Who wants to hear you complain? Channel your harsh feelings into improving conditions.
Do you want to get fired? Moping around all bitchy at work. Complaining constantly. Not lifting a finger to try and fix your issues.
Won’t take long for others to clue. Some’ll defriend you. Then the boss criticizes your crap attitude. Hey, you’re halfway out the door!
There are better ways to deal with grievances if you figure on keeping this job.
Flashback To What You Bought Into
First step is a stroll down memory lane, to when you signed up for this role. Remember any yellow flags? Maybe a boss that was a little more irritating than the norm. Longer hours than you’d have liked.
Or the pay didn’t quite measure up.
Thing is, whichever flaws you knew about when accepting the job, you own them. They were hundo p part of the bargain you made. So unless they’re now resolvable, either accept ‘em, clam up, or move on.
Triage The Real Problems
What’s pissing you off most? Write down your workplace complaints. Choose the ones making you daydream outrageously. Like how you’d love to scream at your boss to shove it. Or introduce that obnoxious co-worker’s smirk to a nearby wall. Ah, catharsis.
Figure Out What’s Changeable
Not all problems are solvable. A crappy boss might be entrenched for years, torturing you daily. The company may never stop cheaping out on tech or training.
You can only alter what’s changeable. Pinpoint the issues your efforts have a chance of shifting. Come up with some ideas on how to improve things. Now instead of bitching, go make suggestions for improvement. Offer solutions, not squawking.
An alternative is to do find workarounds. Hate your boss? Convince them that letting you work remotely (seeing them never) makes you more productive. Offer to split the cost of training. Same when buying your own non-obsolete software and devices.
Hide The Worst Of Your Disgruntlement
Endless naysaying makes you painfully annoying. To keep your job you’ve got to stay in the game. Part of this requires continuing to look the part.
If necessary fake engagement while figuring stuff out. Don’t stop being productive for long. Scowl into the bathroom mirror on breaks. Don’t spray a firehose of complaints on your colleagues (A trickle here and there’s about all.)
Still so fed up you want to quit or act out?
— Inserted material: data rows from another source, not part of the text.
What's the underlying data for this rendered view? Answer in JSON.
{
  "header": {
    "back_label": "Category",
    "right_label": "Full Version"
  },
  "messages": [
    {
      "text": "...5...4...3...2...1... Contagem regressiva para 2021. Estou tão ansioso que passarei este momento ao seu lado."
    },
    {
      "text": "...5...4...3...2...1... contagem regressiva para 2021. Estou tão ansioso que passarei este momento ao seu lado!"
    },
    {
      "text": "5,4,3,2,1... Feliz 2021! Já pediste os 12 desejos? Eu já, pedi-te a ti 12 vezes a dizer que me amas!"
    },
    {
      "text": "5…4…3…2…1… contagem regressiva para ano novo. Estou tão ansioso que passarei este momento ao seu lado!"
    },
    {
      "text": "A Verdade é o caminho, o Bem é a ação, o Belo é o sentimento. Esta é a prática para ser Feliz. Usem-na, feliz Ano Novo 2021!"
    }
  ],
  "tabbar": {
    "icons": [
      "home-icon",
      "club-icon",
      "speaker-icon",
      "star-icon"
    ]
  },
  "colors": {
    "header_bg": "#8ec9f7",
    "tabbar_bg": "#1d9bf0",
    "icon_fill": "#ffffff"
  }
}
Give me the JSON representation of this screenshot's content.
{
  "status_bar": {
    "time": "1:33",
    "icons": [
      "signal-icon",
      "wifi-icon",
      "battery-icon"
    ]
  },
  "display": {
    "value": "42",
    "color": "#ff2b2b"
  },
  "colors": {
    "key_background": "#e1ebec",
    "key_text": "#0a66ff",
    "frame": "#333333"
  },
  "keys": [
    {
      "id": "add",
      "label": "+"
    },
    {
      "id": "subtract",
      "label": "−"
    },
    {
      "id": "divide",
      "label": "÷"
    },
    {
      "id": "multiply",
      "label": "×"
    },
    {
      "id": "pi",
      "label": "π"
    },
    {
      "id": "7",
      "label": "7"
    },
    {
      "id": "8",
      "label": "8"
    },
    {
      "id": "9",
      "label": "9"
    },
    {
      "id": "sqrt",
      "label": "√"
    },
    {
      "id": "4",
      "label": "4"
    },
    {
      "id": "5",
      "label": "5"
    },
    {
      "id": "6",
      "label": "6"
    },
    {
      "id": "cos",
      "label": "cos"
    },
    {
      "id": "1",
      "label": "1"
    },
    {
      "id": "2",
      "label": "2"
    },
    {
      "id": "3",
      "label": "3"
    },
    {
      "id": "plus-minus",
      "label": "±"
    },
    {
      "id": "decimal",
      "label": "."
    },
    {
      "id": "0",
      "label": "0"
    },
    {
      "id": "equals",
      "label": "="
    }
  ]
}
Halt and make a gratitude list. Include all that’s worthwhile at work. Could be merely having a steady paycheck. Okay, if for now, that delays a regrettable job search.
Turn Frustration Into Progress
Punching walls and throwing scissors ain’t for grownups. If you’ve just got to gripe, complain professionally.
Pick your battles and fight only for what matters most. Seek safety in numbers, where possible, when an issue applies to other workers too. Point to a precedent that was handled satisfactorily. Venting may bring momentary satisfaction. But unless the issue’s a threat to your health, employment, or the company’s viability, quietly flip the frown into fixes.